• [Task goal]:
If a line of the records contains the string "content", copy it out.

___ Dataset records ___

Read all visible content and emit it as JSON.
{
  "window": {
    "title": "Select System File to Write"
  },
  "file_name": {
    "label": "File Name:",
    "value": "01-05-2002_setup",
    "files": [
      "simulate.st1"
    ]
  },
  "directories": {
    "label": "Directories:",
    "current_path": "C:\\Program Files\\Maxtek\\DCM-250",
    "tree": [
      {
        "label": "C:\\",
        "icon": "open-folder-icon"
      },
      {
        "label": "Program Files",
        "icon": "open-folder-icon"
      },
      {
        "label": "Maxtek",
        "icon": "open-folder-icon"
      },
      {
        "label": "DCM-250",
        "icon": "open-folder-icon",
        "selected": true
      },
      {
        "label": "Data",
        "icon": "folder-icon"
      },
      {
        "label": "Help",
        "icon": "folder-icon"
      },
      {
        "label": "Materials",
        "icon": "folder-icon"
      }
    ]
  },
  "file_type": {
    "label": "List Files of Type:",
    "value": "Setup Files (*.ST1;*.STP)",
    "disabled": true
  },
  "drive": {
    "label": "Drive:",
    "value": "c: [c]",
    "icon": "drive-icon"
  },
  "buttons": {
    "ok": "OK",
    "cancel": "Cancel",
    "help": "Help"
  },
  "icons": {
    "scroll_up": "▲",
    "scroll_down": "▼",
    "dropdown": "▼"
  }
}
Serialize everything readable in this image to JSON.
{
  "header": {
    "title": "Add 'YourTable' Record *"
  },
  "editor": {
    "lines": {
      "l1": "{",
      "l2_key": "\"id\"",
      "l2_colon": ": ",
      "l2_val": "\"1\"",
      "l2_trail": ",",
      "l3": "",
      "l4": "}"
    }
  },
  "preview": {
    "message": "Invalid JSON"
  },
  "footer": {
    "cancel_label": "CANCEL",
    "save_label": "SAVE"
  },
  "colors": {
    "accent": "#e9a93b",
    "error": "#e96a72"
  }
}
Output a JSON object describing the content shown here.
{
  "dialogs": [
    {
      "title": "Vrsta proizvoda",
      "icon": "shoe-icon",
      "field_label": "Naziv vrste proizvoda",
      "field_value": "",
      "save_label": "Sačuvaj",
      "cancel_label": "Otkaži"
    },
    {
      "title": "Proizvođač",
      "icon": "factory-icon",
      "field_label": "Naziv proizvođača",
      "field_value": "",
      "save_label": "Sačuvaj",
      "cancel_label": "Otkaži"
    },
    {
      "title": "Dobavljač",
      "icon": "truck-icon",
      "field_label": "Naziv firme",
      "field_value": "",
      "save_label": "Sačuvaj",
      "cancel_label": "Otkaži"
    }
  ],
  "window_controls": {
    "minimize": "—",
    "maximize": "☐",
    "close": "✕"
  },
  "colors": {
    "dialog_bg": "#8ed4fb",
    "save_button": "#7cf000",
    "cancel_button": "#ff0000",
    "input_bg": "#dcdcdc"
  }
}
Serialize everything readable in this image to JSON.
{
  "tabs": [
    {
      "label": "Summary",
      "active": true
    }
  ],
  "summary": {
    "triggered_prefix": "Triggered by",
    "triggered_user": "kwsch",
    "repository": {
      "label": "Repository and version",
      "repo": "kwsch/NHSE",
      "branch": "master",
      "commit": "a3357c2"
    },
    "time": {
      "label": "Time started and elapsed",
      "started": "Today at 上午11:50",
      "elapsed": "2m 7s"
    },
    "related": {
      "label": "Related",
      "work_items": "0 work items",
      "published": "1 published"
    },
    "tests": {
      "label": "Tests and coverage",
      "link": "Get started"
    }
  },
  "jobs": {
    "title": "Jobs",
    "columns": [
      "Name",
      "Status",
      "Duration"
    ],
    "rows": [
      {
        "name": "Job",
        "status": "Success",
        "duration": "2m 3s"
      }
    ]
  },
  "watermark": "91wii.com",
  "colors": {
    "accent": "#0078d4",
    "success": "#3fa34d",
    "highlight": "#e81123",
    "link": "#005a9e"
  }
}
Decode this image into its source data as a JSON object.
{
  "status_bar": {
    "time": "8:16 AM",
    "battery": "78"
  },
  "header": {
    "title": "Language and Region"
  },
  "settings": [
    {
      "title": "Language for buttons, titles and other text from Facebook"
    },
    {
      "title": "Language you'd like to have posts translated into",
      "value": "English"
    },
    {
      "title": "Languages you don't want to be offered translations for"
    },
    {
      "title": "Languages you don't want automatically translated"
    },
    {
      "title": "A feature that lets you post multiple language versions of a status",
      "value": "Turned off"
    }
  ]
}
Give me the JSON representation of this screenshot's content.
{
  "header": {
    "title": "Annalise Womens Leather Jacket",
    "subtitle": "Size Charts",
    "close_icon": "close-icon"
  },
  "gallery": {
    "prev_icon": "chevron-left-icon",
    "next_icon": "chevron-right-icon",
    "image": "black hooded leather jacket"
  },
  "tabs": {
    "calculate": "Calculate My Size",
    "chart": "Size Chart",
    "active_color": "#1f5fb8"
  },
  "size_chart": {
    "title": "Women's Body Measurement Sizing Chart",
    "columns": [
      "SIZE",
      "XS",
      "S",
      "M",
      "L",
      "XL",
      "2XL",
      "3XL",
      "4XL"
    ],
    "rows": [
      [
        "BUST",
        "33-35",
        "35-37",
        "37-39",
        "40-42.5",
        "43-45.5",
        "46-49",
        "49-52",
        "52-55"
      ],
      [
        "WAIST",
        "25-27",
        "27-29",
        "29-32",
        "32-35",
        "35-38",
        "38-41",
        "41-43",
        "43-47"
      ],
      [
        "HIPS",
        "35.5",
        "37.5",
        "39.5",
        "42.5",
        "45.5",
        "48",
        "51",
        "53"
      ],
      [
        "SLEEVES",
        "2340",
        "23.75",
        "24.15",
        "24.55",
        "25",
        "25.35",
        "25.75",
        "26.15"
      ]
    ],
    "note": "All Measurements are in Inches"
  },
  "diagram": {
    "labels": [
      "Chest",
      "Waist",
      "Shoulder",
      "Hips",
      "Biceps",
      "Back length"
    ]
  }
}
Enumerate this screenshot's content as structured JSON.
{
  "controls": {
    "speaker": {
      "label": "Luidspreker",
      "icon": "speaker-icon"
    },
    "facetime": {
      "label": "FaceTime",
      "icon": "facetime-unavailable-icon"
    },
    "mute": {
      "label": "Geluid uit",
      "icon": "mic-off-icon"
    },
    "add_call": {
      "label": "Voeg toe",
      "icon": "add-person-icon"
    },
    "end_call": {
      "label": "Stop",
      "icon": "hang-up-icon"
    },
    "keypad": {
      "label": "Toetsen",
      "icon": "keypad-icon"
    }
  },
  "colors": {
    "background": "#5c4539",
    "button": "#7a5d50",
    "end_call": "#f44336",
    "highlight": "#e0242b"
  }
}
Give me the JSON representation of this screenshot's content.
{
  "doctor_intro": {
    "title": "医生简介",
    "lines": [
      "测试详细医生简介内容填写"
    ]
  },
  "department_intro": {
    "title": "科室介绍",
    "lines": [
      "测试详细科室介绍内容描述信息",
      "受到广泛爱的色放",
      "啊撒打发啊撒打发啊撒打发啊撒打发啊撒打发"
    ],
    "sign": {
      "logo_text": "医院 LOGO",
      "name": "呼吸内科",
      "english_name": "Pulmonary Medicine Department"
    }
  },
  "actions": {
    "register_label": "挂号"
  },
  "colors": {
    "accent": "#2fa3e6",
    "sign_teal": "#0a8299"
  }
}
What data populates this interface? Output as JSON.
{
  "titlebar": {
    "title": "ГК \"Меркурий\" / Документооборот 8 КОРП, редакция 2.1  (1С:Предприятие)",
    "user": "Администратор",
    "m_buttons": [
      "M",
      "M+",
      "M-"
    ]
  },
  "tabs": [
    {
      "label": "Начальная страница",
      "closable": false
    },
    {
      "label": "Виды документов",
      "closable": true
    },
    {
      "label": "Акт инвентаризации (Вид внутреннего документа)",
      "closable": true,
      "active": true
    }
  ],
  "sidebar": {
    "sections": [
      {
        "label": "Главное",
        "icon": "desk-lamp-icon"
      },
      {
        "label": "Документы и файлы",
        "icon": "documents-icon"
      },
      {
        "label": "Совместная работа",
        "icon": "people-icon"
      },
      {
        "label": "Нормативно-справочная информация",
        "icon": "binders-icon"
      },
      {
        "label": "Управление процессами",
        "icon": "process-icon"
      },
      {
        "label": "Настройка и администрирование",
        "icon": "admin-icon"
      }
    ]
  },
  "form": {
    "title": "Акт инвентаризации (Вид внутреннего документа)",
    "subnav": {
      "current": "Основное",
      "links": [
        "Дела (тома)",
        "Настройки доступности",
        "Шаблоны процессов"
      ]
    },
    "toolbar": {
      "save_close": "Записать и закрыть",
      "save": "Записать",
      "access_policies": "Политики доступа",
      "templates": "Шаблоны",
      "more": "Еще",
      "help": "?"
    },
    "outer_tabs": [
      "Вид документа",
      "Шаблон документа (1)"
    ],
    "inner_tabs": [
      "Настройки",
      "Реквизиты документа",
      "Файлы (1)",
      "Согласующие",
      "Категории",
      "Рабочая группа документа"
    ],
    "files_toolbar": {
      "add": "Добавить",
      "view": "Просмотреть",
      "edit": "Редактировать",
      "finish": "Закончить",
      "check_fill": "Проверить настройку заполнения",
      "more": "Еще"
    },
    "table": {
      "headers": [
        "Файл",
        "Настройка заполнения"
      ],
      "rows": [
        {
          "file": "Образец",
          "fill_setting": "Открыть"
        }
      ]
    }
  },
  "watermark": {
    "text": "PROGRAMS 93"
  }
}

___

• [The completed task]:
Read all visible content and emit it as JSON.
Output a JSON object describing the content shown here.
Give me the JSON representation of this screenshot's content.
Enumerate this screenshot's content as structured JSON.
Give me the JSON representation of this screenshot's content.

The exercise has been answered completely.